“But there’s a mourning period when you realize what this world is,” Stewart says. “And I’m not saying the world is all bad. The world is difficult as well as beautiful, and sometimes its beauty is difficult. Sometimes its difficulty is beauty. And in that, in the recognition of what that is, there is a mourning period. Because you mourn what it was like when you could walk through the world with rose-colored glasses.”
There are whispers of the possibility of a fourth season, and Ramirez says she is interested in telling more stories she’s been “sitting on,” including some more drawn from her own life.
“I was born in Mexico, I was put on a plane at seven years old, and told, ‘I’ll see you in two weeks,’ and not much more was said,” Ramirez shares.
“I grew up in Southern California, where xenophobia against Mexicans exists big time, and it’s internalized by brown people as well and projected back out. So very early on I had accumulated a ton of trauma, even at the age of seven; and then culture shock and divorce trauma, which is the reason I got put on a plane and sent to the U.S.

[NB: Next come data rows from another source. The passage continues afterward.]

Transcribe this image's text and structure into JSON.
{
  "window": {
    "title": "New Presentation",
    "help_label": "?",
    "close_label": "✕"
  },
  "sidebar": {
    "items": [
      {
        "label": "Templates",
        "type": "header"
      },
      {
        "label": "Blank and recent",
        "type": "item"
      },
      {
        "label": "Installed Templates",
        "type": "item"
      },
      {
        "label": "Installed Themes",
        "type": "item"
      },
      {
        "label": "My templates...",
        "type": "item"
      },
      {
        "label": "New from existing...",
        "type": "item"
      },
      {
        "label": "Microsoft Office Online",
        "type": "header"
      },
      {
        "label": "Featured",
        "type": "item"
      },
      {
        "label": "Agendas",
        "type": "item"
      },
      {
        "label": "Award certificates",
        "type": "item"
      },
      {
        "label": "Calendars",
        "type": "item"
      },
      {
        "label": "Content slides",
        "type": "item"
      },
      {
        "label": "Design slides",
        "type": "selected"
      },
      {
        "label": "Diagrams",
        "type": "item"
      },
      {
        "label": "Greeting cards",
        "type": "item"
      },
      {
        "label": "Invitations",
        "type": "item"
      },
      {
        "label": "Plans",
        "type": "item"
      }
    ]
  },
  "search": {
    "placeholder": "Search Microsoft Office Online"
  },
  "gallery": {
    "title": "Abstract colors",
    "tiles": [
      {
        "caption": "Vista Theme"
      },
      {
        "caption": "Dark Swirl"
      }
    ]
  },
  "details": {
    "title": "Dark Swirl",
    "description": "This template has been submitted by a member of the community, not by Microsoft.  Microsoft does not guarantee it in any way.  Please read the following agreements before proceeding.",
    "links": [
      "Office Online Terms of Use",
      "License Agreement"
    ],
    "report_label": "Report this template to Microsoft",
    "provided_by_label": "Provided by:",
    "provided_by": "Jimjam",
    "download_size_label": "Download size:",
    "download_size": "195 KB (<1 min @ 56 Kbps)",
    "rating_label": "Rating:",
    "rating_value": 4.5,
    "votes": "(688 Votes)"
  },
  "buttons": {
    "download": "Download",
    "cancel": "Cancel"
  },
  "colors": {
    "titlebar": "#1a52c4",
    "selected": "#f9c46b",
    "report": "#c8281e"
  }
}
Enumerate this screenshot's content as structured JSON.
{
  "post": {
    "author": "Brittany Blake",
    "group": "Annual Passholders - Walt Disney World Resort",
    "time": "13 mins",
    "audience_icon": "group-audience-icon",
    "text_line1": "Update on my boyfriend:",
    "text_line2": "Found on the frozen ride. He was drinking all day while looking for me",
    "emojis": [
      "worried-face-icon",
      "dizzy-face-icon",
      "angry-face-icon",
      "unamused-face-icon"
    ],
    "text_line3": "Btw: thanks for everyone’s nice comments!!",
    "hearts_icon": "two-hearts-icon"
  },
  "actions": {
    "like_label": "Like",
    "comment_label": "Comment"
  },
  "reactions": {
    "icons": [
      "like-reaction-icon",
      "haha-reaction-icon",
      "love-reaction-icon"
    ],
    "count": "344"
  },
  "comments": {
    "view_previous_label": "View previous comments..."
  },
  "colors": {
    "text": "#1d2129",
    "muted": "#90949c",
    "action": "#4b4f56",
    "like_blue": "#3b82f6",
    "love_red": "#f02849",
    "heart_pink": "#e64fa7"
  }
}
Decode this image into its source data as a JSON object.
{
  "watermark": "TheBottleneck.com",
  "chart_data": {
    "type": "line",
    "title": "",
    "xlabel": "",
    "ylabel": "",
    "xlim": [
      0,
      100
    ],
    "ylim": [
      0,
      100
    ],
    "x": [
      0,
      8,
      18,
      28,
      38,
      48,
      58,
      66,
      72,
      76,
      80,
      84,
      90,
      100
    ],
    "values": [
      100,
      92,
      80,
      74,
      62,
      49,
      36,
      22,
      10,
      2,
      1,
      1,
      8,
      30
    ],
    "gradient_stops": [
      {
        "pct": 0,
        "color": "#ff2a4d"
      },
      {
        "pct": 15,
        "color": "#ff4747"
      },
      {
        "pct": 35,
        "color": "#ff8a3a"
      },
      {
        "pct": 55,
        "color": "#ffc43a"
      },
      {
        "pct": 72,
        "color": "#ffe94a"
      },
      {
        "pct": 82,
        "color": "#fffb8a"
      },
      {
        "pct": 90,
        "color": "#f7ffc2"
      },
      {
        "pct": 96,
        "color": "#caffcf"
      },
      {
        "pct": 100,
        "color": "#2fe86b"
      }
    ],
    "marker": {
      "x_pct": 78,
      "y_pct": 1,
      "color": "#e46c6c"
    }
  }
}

“So that double consciousness that Ianne speaks of, I’m constantly walking the world with, and I’ve collected all of these experiences and stories along the way about what that’s like for a little brown girl growing up who’s biracial, and doesn’t quite fit in anywhere, and isn’t 100% welcome anywhere, and is checking off all these boxes and yet doesn’t feel like they belong.”
Ramirez said this first foray into exploring those stories was carried out with the perfect cast and crew, allowing for such personal experiences, as well as inclusive imaginings, to be given the respect and space necessary for them to fully come to light as art.
Season 3 of The Feels will continue to be rolled out each day with a new episode throughout the month of June. All episodes are available to watch for free on YouTube.